Zulu Warrior in Sutton StopBraunston was much busier than last week but the North Oxford seemed pretty quiet as we headed towards Hilmorton.  Predictably the wind played havoc with the queue as we hung back with half a dozen other boats and crazy though it sounds, everyone was being so polite with each other that nobody knew who should have the next lock – you know the “… no – you go first; no please, YOU go first…. no, no no no…”. So we we were waved through ahead of couple of others and soon clear of the third and last lock for many miles to come.

Boy was it busy too – each pair of locks surrounded by a dozen or more windlass-weilding hire boat crews all eager to do something but not quite sure what.  This is, after all, the first set of locks experienced by hundreds of hire boats each weekend.

Despite the wind (why do you always meet an oncoming boat in the narrowest sections) we made good progress looking forward to a pint of Mild at the Greyhound.  Rugby’s moorings were very busy and Newbold visitor moorings were virtually empty.  I bet that wouldnt have been the case if we intended to stop there!

And so on to Hawkesbury where despite being after 7pm we found a lovely mooring just under the pylons.

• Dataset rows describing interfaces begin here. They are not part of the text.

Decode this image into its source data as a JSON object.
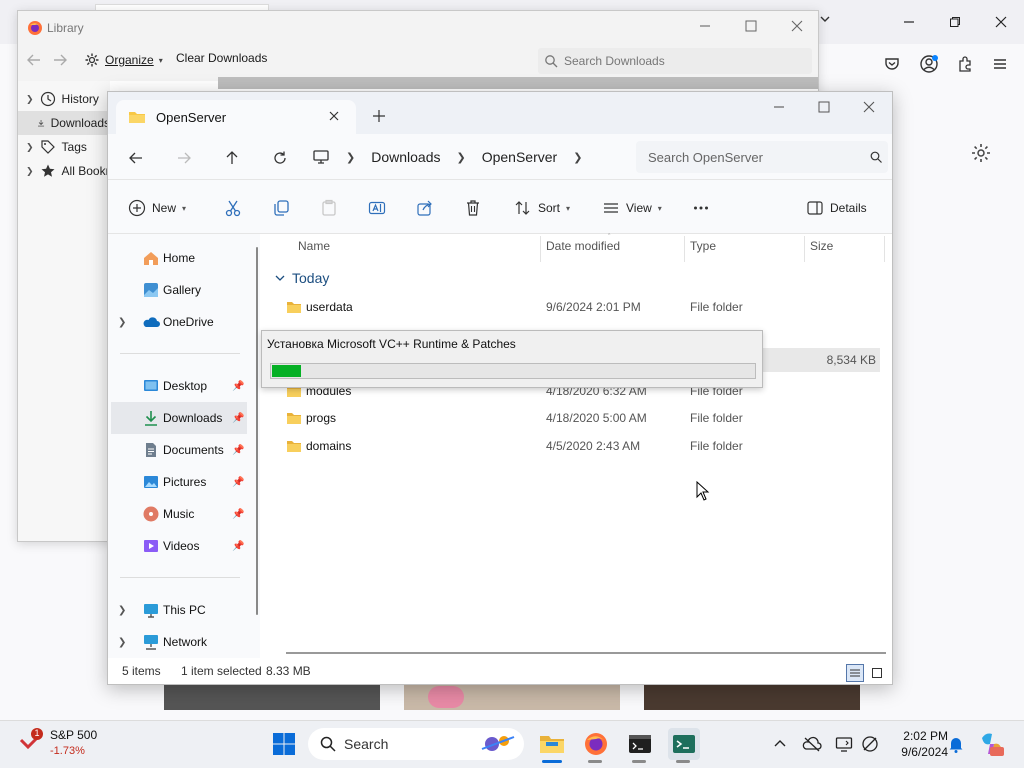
{
  "library": {
    "title": "Library",
    "organize_label": "Organize",
    "clear_downloads_label": "Clear Downloads",
    "search_placeholder": "Search Downloads",
    "tree": [
      "History",
      "Downloads",
      "Tags",
      "All Bookmarks"
    ]
  },
  "explorer": {
    "tab_title": "OpenServer",
    "breadcrumb": [
      "Downloads",
      "OpenServer"
    ],
    "search_placeholder": "Search OpenServer",
    "commands": {
      "new": "New",
      "sort": "Sort",
      "view": "View",
      "details": "Details"
    },
    "nav": {
      "home": "Home",
      "gallery": "Gallery",
      "onedrive": "OneDrive",
      "desktop": "Desktop",
      "downloads": "Downloads",
      "documents": "Documents",
      "pictures": "Pictures",
      "music": "Music",
      "videos": "Videos",
      "thispc": "This PC",
      "network": "Network"
    },
    "columns": {
      "name": "Name",
      "date": "Date modified",
      "type": "Type",
      "size": "Size"
    },
    "group_label": "Today",
    "rows": [
      {
        "name": "userdata",
        "date": "9/6/2024 2:01 PM",
        "type": "File folder",
        "size": ""
      },
      {
        "name": "",
        "date": "",
        "type": "",
        "size": "8,534 KB"
      },
      {
        "name": "modules",
        "date": "4/18/2020 6:32 AM",
        "type": "File folder",
        "size": ""
      },
      {
        "name": "progs",
        "date": "4/18/2020 5:00 AM",
        "type": "File folder",
        "size": ""
      },
      {
        "name": "domains",
        "date": "4/5/2020 2:43 AM",
        "type": "File folder",
        "size": ""
      }
    ],
    "status": {
      "items": "5 items",
      "selected": "1 item selected",
      "size": "8.33 MB"
    }
  },
  "installer": {
    "title": "Установка Microsoft VC++ Runtime & Patches",
    "progress_percent": 6,
    "progress_color": "#06b025"
  },
  "taskbar": {
    "stock_name": "S&P 500",
    "stock_change": "-1.73%",
    "stock_badge": "1",
    "search_label": "Search",
    "time": "2:02 PM",
    "date": "9/6/2024"
  }
}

Beer at the Greyhound is amongst the best in the world – it is a sheer pleasure to watch it being poured through a tight sparkler, first fill half the glass, then let it settle and then fill it to the top leaving a thick creamy head.  Oh boy if only the Newbury bar staff could be brought here to learn the art of pouring rather than the one handed pull resulting in not a single bubble on the top of a freezing cold flat pint being gently warmed at the edges by the glass.  Why do we have to pay £3.00 a pint for such crap, when at the Greyhound a pint of Hansons Dark Mild comes in with 10 pence chance out of two pounds. 

We ate a huge plateful of home cooked food for a very reasonable price and left as very satisfied customers.

I note with great interest that there is to be a beer festival at the Greyhound on 15-17 August and decide that whereever Zulu is that week, we will be returning.

Rickmansworth and beyond

Zulu Warrior at Croxley Green, Grand UnionThis is almost our first cruising log entry. Day 1 didn’t really count as we only went to Tesco in Rickmansworth, so this weekend will be the first real test for Zulu Warrior. All week I have been trying to contact the various boatyards to see about getting some work done on the boat – dry dock or crane required. I won’t name names but getting in touch with boatyards has proved to be a bit of a problem – most are on voicemail – understandable if the owner is up to his elbows in oil, but unfortunately nobody at all has replied to my messages, not even those left in person.

One boatyard answered the phone instantly, dealt with my questions and called me back first thing next day when they had received a copy of my survey report by post. They then came to visit the boat to preview the work and offered to do start this week.

So far so good then. If all goes according to plan I will let you know how the work goes once it is done – right now I don’t want to tempt fate.

I had a lovely weekend leaving Rickmansworth and heading north at a very leisurely pace. After being used to a modern diesel engine which only ticks over comfortably at around 900 rpm, the old SR3 is a delight, with a slow running speed of, I would guess, 400 rpm which allows for cruising at maybe 1mph; wonderful for passing moored boats and taking in the countryside. Even up to full 3 mph (I don’t think 4 is possible) the engine isn’t labouring too much and she makes hardly any wash at all, which is marvellous compared with most boats I have steered. The boat has been steady as a rock – its possible to pop inside, put the kettle on and return to the tiller without finding the bows running up the nearest bank, and when reverse is required we stop in a straight line. Without knowing the engine history we definitely need an urgent service, but the most important work right now is to get a small amount of plating done to the bows and a pair of new diesel tanks. And even more importantly we got to our destination without any problem at all.

So right now Zulu has an appointment with a crane on Tuesday. I can’t believe how fast this is all happening!